Dataset items:
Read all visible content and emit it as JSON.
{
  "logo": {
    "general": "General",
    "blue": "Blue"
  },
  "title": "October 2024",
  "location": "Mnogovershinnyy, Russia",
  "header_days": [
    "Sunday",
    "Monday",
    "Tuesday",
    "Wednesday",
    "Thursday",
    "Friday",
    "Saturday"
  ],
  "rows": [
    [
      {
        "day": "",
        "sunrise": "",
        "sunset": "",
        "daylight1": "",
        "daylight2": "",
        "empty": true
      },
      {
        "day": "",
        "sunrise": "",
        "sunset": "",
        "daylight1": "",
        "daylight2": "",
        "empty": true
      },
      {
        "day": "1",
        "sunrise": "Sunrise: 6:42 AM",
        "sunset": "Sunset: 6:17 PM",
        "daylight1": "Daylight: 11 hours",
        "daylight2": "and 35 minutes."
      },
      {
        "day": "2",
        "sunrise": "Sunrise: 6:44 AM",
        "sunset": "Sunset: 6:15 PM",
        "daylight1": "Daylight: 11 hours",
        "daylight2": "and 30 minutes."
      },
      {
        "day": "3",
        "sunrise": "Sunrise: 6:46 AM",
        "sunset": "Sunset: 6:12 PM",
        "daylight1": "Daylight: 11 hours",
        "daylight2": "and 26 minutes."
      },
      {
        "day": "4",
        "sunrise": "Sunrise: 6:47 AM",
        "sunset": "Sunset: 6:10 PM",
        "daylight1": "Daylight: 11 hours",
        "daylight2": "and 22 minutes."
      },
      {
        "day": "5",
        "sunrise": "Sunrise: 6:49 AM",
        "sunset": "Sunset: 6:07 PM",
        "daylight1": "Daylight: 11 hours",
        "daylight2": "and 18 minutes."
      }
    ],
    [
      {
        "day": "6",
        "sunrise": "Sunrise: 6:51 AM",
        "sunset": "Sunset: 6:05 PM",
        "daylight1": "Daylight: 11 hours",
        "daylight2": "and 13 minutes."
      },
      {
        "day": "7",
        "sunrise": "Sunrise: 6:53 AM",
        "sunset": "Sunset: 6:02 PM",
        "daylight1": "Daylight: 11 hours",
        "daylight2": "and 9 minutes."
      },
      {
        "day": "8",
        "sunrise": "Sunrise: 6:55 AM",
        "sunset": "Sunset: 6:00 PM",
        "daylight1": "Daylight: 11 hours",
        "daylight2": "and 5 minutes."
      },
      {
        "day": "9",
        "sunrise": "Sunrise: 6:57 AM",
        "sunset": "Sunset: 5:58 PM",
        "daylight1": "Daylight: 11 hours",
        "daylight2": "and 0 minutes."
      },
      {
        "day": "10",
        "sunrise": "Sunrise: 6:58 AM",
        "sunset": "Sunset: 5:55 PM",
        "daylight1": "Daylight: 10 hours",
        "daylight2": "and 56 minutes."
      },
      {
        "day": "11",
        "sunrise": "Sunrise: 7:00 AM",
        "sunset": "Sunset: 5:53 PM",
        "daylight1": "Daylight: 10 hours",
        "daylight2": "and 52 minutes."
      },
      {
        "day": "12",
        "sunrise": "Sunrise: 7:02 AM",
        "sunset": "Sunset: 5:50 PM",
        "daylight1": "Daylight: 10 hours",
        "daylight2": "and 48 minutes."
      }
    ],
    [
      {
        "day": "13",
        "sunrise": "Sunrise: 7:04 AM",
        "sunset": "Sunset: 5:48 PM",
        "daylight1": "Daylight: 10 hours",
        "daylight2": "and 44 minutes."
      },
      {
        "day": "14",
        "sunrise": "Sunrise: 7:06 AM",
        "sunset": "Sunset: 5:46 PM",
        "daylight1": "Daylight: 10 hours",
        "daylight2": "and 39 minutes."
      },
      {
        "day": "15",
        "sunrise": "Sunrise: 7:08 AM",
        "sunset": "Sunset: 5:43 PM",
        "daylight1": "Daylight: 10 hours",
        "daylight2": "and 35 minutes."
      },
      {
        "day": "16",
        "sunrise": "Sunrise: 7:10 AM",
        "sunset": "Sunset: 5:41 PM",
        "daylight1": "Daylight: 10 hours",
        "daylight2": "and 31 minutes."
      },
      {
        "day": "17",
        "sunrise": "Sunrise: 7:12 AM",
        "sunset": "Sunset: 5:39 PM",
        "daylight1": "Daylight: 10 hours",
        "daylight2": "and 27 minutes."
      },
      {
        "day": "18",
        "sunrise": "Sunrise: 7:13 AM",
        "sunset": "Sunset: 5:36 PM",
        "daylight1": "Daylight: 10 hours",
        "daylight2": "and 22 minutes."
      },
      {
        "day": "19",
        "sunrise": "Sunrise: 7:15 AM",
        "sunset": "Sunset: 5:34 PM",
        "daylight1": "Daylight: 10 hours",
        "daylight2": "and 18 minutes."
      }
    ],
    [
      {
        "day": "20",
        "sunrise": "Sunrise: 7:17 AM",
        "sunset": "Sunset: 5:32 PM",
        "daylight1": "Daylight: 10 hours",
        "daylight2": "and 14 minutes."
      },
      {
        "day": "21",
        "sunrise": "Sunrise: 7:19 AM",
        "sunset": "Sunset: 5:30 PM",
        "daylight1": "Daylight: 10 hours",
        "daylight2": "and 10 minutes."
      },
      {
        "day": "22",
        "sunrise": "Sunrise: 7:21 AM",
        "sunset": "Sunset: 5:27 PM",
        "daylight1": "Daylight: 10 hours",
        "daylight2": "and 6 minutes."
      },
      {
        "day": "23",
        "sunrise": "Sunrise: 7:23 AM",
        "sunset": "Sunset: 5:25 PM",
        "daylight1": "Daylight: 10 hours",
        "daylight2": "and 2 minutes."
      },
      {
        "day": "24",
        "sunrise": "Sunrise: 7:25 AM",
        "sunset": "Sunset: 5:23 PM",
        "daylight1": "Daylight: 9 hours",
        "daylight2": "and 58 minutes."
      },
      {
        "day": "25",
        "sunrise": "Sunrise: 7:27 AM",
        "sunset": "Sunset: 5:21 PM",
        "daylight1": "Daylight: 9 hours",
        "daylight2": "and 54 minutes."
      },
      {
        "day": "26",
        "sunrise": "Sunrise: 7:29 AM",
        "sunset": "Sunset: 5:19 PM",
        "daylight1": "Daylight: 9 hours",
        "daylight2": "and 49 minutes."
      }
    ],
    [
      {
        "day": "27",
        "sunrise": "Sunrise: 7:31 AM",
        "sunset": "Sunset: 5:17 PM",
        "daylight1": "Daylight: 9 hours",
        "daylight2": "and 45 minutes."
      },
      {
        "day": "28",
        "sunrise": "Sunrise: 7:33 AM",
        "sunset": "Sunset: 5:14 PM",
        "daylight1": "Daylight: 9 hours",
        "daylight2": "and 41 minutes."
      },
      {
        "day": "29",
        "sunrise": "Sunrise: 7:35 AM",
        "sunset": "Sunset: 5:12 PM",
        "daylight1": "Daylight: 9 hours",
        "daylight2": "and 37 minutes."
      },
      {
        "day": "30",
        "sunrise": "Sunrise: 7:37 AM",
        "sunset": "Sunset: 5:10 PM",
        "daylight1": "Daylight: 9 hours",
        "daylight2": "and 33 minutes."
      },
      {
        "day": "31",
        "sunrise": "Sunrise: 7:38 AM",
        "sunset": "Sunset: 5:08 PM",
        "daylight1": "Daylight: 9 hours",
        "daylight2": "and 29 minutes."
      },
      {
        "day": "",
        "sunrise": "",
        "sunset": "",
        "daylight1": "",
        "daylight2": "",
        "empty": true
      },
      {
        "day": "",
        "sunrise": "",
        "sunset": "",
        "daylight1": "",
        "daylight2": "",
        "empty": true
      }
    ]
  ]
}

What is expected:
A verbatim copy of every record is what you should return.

Written answer:
Read all visible content and emit it as JSON.
{
  "logo": {
    "general": "General",
    "blue": "Blue"
  },
  "title": "October 2024",
  "location": "Mnogovershinnyy, Russia",
  "header_days": [
    "Sunday",
    "Monday",
    "Tuesday",
    "Wednesday",
    "Thursday",
    "Friday",
    "Saturday"
  ],
  "rows": [
    [
      {
        "day": "",
        "sunrise": "",
        "sunset": "",
        "daylight1": "",
        "daylight2": "",
        "empty": true
      },
      {
        "day": "",
        "sunrise": "",
        "sunset": "",
        "daylight1": "",
        "daylight2": "",
        "empty": true
      },
      {
        "day": "1",
        "sunrise": "Sunrise: 6:42 AM",
        "sunset": "Sunset: 6:17 PM",
        "daylight1": "Daylight: 11 hours",
        "daylight2": "and 35 minutes."
      },
      {
        "day": "2",
        "sunrise": "Sunrise: 6:44 AM",
        "sunset": "Sunset: 6:15 PM",
        "daylight1": "Daylight: 11 hours",
        "daylight2": "and 30 minutes."
      },
      {
        "day": "3",
        "sunrise": "Sunrise: 6:46 AM",
        "sunset": "Sunset: 6:12 PM",
        "daylight1": "Daylight: 11 hours",
        "daylight2": "and 26 minutes."
      },
      {
        "day": "4",
        "sunrise": "Sunrise: 6:47 AM",
        "sunset": "Sunset: 6:10 PM",
        "daylight1": "Daylight: 11 hours",
        "daylight2": "and 22 minutes."
      },
      {
        "day": "5",
        "sunrise": "Sunrise: 6:49 AM",
        "sunset": "Sunset: 6:07 PM",
        "daylight1": "Daylight: 11 hours",
        "daylight2": "and 18 minutes."
      }
    ],
    [
      {
        "day": "6",
        "sunrise": "Sunrise: 6:51 AM",
        "sunset": "Sunset: 6:05 PM",
        "daylight1": "Daylight: 11 hours",
        "daylight2": "and 13 minutes."
      },
      {
        "day": "7",
        "sunrise": "Sunrise: 6:53 AM",
        "sunset": "Sunset: 6:02 PM",
        "daylight1": "Daylight: 11 hours",
        "daylight2": "and 9 minutes."
      },
      {
        "day": "8",
        "sunrise": "Sunrise: 6:55 AM",
        "sunset": "Sunset: 6:00 PM",
        "daylight1": "Daylight: 11 hours",
        "daylight2": "and 5 minutes."
      },
      {
        "day": "9",
        "sunrise": "Sunrise: 6:57 AM",
        "sunset": "Sunset: 5:58 PM",
        "daylight1": "Daylight: 11 hours",
        "daylight2": "and 0 minutes."
      },
      {
        "day": "10",
        "sunrise": "Sunrise: 6:58 AM",
        "sunset": "Sunset: 5:55 PM",
        "daylight1": "Daylight: 10 hours",
        "daylight2": "and 56 minutes."
      },
      {
        "day": "11",
        "sunrise": "Sunrise: 7:00 AM",
        "sunset": "Sunset: 5:53 PM",
        "daylight1": "Daylight: 10 hours",
        "daylight2": "and 52 minutes."
      },
      {
        "day": "12",
        "sunrise": "Sunrise: 7:02 AM",
        "sunset": "Sunset: 5:50 PM",
        "daylight1": "Daylight: 10 hours",
        "daylight2": "and 48 minutes."
      }
    ],
    [
      {
        "day": "13",
        "sunrise": "Sunrise: 7:04 AM",
        "sunset": "Sunset: 5:48 PM",
        "daylight1": "Daylight: 10 hours",
        "daylight2": "and 44 minutes."
      },
      {
        "day": "14",
        "sunrise": "Sunrise: 7:06 AM",
        "sunset": "Sunset: 5:46 PM",
        "daylight1": "Daylight: 10 hours",
        "daylight2": "and 39 minutes."
      },
      {
        "day": "15",
        "sunrise": "Sunrise: 7:08 AM",
        "sunset": "Sunset: 5:43 PM",
        "daylight1": "Daylight: 10 hours",
        "daylight2": "and 35 minutes."
      },
      {
        "day": "16",
        "sunrise": "Sunrise: 7:10 AM",
        "sunset": "Sunset: 5:41 PM",
        "daylight1": "Daylight: 10 hours",
        "daylight2": "and 31 minutes."
      },
      {
        "day": "17",
        "sunrise": "Sunrise: 7:12 AM",
        "sunset": "Sunset: 5:39 PM",
        "daylight1": "Daylight: 10 hours",
        "daylight2": "and 27 minutes."
      },
      {
        "day": "18",
        "sunrise": "Sunrise: 7:13 AM",
        "sunset": "Sunset: 5:36 PM",
        "daylight1": "Daylight: 10 hours",
        "daylight2": "and 22 minutes."
      },
      {
        "day": "19",
        "sunrise": "Sunrise: 7:15 AM",
        "sunset": "Sunset: 5:34 PM",
        "daylight1": "Daylight: 10 hours",
        "daylight2": "and 18 minutes."
      }
    ],
    [
      {
        "day": "20",
        "sunrise": "Sunrise: 7:17 AM",
        "sunset": "Sunset: 5:32 PM",
        "daylight1": "Daylight: 10 hours",
        "daylight2": "and 14 minutes."
      },
      {
        "day": "21",
        "sunrise": "Sunrise: 7:19 AM",
        "sunset": "Sunset: 5:30 PM",
        "daylight1": "Daylight: 10 hours",
        "daylight2": "and 10 minutes."
      },
      {
        "day": "22",
        "sunrise": "Sunrise: 7:21 AM",
        "sunset": "Sunset: 5:27 PM",
        "daylight1": "Daylight: 10 hours",
        "daylight2": "and 6 minutes."
      },
      {
        "day": "23",
        "sunrise": "Sunrise: 7:23 AM",
        "sunset": "Sunset: 5:25 PM",
        "daylight1": "Daylight: 10 hours",
        "daylight2": "and 2 minutes."
      },
      {
        "day": "24",
        "sunrise": "Sunrise: 7:25 AM",
        "sunset": "Sunset: 5:23 PM",
        "daylight1": "Daylight: 9 hours",
        "daylight2": "and 58 minutes."
      },
      {
        "day": "25",
        "sunrise": "Sunrise: 7:27 AM",
        "sunset": "Sunset: 5:21 PM",
        "daylight1": "Daylight: 9 hours",
        "daylight2": "and 54 minutes."
      },
      {
        "day": "26",
        "sunrise": "Sunrise: 7:29 AM",
        "sunset": "Sunset: 5:19 PM",
        "daylight1": "Daylight: 9 hours",
        "daylight2": "and 49 minutes."
      }
    ],
    [
      {
        "day": "27",
        "sunrise": "Sunrise: 7:31 AM",
        "sunset": "Sunset: 5:17 PM",
        "daylight1": "Daylight: 9 hours",
        "daylight2": "and 45 minutes."
      },
      {
        "day": "28",
        "sunrise": "Sunrise: 7:33 AM",
        "sunset": "Sunset: 5:14 PM",
        "daylight1": "Daylight: 9 hours",
        "daylight2": "and 41 minutes."
      },
      {
        "day": "29",
        "sunrise": "Sunrise: 7:35 AM",
        "sunset": "Sunset: 5:12 PM",
        "daylight1": "Daylight: 9 hours",
        "daylight2": "and 37 minutes."
      },
      {
        "day": "30",
        "sunrise": "Sunrise: 7:37 AM",
        "sunset": "Sunset: 5:10 PM",
        "daylight1": "Daylight: 9 hours",
        "daylight2": "and 33 minutes."
      },
      {
        "day": "31",
        "sunrise": "Sunrise: 7:38 AM",
        "sunset": "Sunset: 5:08 PM",
        "daylight1": "Daylight: 9 hours",
        "daylight2": "and 29 minutes."
      },
      {
        "day": "",
        "sunrise": "",
        "sunset": "",
        "daylight1": "",
        "daylight2": "",
        "empty": true
      },
      {
        "day": "",
        "sunrise": "",
        "sunset": "",
        "daylight1": "",
        "daylight2": "",
        "empty": true
      }
    ]
  ]
}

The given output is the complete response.